## Work task
Determine how many lines in these records hold "данных". Only the number is wanted.
(Beginning of Records supplied)
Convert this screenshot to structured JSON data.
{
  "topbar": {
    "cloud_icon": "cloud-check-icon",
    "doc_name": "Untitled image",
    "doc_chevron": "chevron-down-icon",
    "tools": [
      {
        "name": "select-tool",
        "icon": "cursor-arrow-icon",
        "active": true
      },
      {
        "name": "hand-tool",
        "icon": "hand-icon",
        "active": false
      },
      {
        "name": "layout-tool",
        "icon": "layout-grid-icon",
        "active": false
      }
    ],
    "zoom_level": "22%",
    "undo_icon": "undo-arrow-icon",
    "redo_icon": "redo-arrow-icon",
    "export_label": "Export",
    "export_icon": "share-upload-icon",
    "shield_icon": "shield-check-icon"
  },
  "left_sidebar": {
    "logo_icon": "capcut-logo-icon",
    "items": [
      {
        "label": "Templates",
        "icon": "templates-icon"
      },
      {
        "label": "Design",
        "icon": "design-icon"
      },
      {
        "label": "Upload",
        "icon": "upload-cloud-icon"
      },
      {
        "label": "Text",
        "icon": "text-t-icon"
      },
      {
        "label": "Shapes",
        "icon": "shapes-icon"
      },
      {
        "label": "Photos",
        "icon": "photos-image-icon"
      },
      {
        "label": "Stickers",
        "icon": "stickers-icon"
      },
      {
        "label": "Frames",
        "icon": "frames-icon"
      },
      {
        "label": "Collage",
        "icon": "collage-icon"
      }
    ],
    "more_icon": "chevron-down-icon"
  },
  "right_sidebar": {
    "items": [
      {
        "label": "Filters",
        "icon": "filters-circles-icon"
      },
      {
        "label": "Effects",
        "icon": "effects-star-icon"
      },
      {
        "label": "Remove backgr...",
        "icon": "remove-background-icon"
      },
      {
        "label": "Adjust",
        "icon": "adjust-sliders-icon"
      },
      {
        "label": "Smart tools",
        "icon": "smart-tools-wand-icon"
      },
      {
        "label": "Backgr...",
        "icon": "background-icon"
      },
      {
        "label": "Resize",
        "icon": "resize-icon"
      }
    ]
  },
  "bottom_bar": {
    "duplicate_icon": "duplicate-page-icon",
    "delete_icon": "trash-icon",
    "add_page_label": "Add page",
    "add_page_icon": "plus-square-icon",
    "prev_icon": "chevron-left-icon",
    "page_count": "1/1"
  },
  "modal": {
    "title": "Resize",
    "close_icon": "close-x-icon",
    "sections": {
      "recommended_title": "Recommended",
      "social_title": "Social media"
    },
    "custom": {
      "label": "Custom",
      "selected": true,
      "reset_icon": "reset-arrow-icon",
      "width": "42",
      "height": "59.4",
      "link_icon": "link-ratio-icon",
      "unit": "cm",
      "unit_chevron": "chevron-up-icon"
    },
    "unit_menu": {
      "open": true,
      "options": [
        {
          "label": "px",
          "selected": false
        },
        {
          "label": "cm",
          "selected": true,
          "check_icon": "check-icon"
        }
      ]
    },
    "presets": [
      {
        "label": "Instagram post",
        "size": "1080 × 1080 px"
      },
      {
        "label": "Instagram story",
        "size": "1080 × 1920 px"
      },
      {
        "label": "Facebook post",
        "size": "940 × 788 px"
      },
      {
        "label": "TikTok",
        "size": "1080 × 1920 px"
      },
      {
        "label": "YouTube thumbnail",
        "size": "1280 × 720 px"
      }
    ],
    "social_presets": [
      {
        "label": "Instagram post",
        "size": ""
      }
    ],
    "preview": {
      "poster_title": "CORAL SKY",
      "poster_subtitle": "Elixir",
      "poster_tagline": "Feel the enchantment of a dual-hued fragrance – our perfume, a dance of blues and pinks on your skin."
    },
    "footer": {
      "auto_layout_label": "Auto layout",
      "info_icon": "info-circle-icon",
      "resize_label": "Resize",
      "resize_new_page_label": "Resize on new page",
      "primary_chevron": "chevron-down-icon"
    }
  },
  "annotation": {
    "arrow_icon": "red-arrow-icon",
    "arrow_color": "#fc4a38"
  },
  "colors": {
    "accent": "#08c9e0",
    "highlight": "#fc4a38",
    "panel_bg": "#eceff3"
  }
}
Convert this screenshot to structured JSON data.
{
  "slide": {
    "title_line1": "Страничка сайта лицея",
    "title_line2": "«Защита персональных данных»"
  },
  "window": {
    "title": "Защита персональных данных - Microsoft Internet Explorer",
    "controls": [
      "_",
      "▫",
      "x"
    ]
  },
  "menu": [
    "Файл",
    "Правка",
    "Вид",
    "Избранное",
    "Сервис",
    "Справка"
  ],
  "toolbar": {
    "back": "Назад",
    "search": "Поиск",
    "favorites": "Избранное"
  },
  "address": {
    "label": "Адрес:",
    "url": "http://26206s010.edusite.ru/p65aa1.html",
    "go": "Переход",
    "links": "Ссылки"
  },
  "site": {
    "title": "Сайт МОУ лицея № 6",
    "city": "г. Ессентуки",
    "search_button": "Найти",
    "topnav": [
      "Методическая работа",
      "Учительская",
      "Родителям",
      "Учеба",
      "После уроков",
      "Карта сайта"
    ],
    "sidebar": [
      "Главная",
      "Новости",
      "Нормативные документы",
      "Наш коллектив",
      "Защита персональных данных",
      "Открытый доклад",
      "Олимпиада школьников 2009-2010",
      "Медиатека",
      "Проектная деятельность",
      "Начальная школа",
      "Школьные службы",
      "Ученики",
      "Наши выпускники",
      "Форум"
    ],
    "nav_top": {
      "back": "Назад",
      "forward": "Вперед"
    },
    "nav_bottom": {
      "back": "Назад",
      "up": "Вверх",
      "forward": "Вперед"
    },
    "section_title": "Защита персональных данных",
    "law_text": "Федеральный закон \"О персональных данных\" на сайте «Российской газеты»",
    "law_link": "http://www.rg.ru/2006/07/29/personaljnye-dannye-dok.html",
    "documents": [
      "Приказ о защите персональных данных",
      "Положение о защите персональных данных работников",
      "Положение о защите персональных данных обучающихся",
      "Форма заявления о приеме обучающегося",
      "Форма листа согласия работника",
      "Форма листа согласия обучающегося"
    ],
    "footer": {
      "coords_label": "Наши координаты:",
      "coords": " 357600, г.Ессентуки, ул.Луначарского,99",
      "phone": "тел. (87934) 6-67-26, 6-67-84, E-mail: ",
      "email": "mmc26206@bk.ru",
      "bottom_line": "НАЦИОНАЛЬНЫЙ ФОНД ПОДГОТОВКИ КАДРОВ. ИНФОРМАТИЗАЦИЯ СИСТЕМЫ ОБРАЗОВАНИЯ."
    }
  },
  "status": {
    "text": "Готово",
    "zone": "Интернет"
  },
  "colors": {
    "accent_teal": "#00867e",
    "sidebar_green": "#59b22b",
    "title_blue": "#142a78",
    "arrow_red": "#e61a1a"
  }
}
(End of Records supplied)
## Reply to the exercise
8